NEW JERSEY - The organization that launched a tremendously successful food-collection program in Somerset County is inviting all New Jersey residents to help fight hunger around the state.

Curbing Hunger Inc., which is conducting its 23rd annual food drive in Somerset County this June, is looking to partner with hunger agencies, civic groups, faith-based organizations, clubs and individuals in all 21 counties, in order to expand the food drive’s reach and impact: 2017 Goal: 100K Pounds Statewide

For information about how to get involved, email curbinghunger@gmail.com or call (908) 344-5571, ext. 803.

Sign Up for E-News

To date three organizations have pledged to collect food this year as part of the Curbing Hunger Month program: St. Mark’s Episcopal Church in Basking Ridge, St. John on the Mountain in Bernardsville, and the Curbing Hunger Youth Council.

June once again has been proclaimed as Curbing Hunger Month throughout New Jersey. The Curbing Hunger program, which has operated in several other counties besides Somerset at different times during the past two decades, has collected more than 2.4 million pounds of food to date.

The goal of the 23rd annual Curbing Hunger program is to collect 100,000 pounds of donations statewide this year, largely through a convenient online donation process hosted by Amp Your Good at www.CurbingHunger2017.org Look for information on social media under #GiveHealthy.

“We want to promote healthier food stuffs, including fresh produce, in addition to canned and boxed items,” said Curbing Hunger Inc. Board President Chuck Knill.  “That’s the beauty of the online donation option: you can select whatever items you want to donate, pay with a credit card, and Amp Your Good will deliver your donated items directly to a local food bank in your county, or wherever you wish to earmark your donation.”

Hunger continues to be one of New Jersey’s major social issues.  Most hunger and youth-development organizations have reported increases year after year in the number of adults and children they are serving. According to the New Jersey Anti-Hunger Coalition, more than 1.19 million New Jersey residents are considered to be food-insecure, including nearly 400,000 children.

Summertime remains the toughest time.  With fewer food drives taking place, donations to social-service organizations decline, while the number of people needing support grows.  School-aged children who typically get two meals a day at school don’t get that support when school is not in session.

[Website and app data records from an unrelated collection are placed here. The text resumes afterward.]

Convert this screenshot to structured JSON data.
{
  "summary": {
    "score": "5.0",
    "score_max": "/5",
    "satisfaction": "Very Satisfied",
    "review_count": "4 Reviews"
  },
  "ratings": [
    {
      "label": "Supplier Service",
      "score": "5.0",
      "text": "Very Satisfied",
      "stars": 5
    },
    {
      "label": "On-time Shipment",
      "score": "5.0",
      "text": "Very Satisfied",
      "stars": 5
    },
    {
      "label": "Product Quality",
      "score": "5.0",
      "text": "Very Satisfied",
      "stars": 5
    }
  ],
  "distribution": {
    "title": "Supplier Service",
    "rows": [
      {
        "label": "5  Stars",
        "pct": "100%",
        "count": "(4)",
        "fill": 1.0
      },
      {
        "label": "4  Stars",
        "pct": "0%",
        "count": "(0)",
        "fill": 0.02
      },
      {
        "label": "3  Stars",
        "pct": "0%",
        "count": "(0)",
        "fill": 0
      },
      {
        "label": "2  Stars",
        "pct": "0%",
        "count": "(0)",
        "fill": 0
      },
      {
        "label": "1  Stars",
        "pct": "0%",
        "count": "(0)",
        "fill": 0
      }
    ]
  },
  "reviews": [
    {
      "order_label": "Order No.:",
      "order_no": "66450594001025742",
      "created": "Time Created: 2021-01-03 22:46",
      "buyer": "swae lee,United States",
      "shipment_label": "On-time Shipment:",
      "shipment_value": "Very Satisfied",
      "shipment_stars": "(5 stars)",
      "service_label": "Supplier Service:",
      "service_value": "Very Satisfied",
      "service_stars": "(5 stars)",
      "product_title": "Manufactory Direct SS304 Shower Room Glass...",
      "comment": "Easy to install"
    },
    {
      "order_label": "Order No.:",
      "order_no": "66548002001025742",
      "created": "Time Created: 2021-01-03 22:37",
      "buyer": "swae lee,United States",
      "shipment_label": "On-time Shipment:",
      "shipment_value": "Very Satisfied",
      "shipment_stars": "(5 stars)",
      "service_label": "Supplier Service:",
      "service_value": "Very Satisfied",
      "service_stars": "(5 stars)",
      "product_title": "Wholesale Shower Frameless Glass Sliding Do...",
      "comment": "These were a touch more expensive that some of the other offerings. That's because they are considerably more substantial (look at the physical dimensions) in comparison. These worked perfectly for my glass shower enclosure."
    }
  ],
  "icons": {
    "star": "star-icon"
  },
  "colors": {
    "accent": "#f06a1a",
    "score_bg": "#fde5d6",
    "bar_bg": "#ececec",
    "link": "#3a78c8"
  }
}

The focus on fresh produce during the 2017 Curbing Hunger Month drive is aimed at counteracting low-quality foods that may be the only type available to individuals who need food assistance.  Also, many urban areas are “food deserts” that lack fresh produce, which is not carried by their local stores.